Character string or vector of character strings listing the name(s) of the aesthetic(s) that this scale works with. This can be useful, for example, to apply colour settings to the colour and fill aesthetics at the same time, via aesthetics = c("colour", "fill").

mid

colour for mid point

midpoint

The midpoint (in data value) of the diverging scale. Defaults to 0.

transform

For continuous scales, the name of a transformation object or the object itself. Built-in transformations include "asn", "atanh", "boxcox", "date", "exp", "hms", "identity", "log", "log10", "log1p", "log2", "logit", "modulus", "probability", "probit", "pseudo_log", "reciprocal", "reverse", "sqrt" and "time".

A transformation object bundles together a transform, its inverse, and methods for generating breaks and labels. Transformation objects are defined in the scales package, and are called transform_<name>. If transformations require arguments, you can call them from the scales package, e.g. scales::transform_boxcox(p = 2). You can create your own transformation with scales::new_transform().

colours, colors

Vector of colours to use for n-colour gradient.

values

if colours should not be evenly positioned along the gradient this vector gives the position (between 0 and 1) for each colour in the colours vector. See rescale() for a convenience function to map an arbitrary range to between 0 and 1.

Details

Default colours are generated with munsell and mnsl(c("2.5PB 2/4", "2.5PB 7/10")). Generally, for continuous colour scales you want to keep hue constant, but vary chroma and luminance. The munsell package makes this easy to do using the Munsell colour system.

See also

Examples

set.seed(1)
df <- data.frame(
  x = runif(100),
  y = runif(100),
  z1 = rnorm(100),
  z2 = abs(rnorm(100))
)

df_na <- data.frame(
  value = seq(1, 20),
  x = runif(20),
  y = runif(20),
  z1 = c(rep(NA, 10), rnorm(10))
)

# Default colour scale colours from light blue to dark blue
ggplot(df, aes(x, y)) +
  geom_point(aes(colour = z2))


# For diverging colour scales use gradient2
ggplot(df, aes(x, y)) +
  geom_point(aes(colour = z1)) +
  scale_colour_gradient2()
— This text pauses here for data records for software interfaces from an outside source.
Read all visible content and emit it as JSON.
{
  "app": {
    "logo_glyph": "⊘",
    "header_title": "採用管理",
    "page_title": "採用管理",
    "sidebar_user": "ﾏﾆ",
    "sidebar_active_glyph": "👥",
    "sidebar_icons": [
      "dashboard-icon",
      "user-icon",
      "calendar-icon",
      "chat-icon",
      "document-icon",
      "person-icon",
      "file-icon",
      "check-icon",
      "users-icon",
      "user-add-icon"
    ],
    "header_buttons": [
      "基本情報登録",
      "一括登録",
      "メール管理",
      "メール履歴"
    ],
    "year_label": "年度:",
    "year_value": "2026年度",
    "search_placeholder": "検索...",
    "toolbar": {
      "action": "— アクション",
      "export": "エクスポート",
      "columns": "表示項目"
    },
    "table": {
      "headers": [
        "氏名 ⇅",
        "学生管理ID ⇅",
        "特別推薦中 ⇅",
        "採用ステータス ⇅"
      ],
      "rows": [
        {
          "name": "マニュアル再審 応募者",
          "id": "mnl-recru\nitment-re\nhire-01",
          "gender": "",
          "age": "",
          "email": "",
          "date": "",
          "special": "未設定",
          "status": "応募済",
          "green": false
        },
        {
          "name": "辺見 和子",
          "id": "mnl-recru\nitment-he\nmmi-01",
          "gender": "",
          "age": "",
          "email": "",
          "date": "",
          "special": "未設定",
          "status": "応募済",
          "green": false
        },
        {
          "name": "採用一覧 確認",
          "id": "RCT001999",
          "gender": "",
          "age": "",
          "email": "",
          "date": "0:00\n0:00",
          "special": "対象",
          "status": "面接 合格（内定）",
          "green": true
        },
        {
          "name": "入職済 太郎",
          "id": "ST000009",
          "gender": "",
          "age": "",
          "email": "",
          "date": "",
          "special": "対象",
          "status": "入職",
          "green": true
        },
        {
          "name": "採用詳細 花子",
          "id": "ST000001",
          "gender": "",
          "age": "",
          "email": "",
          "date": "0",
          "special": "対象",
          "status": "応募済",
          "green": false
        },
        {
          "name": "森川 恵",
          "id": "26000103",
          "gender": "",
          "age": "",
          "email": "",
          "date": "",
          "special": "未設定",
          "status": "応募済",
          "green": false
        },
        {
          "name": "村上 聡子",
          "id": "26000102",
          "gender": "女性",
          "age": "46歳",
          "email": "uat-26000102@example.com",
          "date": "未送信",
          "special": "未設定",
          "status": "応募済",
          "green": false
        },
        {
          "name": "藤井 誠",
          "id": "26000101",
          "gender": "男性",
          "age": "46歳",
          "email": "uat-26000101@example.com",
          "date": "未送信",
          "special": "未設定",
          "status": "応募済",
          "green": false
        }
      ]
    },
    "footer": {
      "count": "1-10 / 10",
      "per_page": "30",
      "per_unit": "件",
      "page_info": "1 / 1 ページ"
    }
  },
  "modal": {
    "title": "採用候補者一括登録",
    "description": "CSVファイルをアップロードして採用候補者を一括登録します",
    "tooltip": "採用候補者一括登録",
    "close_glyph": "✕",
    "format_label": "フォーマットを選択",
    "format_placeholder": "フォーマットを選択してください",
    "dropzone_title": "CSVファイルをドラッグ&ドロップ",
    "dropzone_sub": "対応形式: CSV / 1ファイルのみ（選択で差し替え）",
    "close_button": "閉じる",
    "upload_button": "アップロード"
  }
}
# Use your own colour scale with gradientn
ggplot(df, aes(x, y)) +
  geom_point(aes(colour = z1)) +
  scale_colour_gradientn(colours = terrain.colors(10))


# The gradientn scale can be centered by using a rescaler
ggplot(df, aes(x, y)) +
  geom_point(aes(colour = z1)) +
  scale_colour_gradientn(
    colours = c("blue", "dodgerblue", "white", "orange", "red"),
    rescaler = ~ scales::rescale_mid(.x, mid = 0)
  )


# Equivalent fill scales do the same job for the fill aesthetic
ggplot(faithfuld, aes(waiting, eruptions)) +
  geom_raster(aes(fill = density)) +
  scale_fill_gradientn(colours = terrain.colors(10))


# Adjust colour choices with low and high
ggplot(df, aes(x, y)) +
  geom_point(aes(colour = z2)) +
  scale_colour_gradient(low = "white", high = "black")

# Avoid red-green colour contrasts because ~10% of men have difficulty
# seeing them

# Use `na.value = NA` to hide missing values but keep the original axis range
ggplot(df_na, aes(x = value, y)) +
  geom_bar(aes(fill = z1), stat = "identity") +
  scale_fill_gradient(low = "yellow", high = "red", na.value = NA)


 ggplot(df_na, aes(x, y)) +
   geom_point(aes(colour = z1)) +
   scale_colour_gradient(low = "yellow", high = "red", na.value = NA)
#> Warning: Removed 10 rows containing missing values or values outside the scale
#> range (`geom_point()`).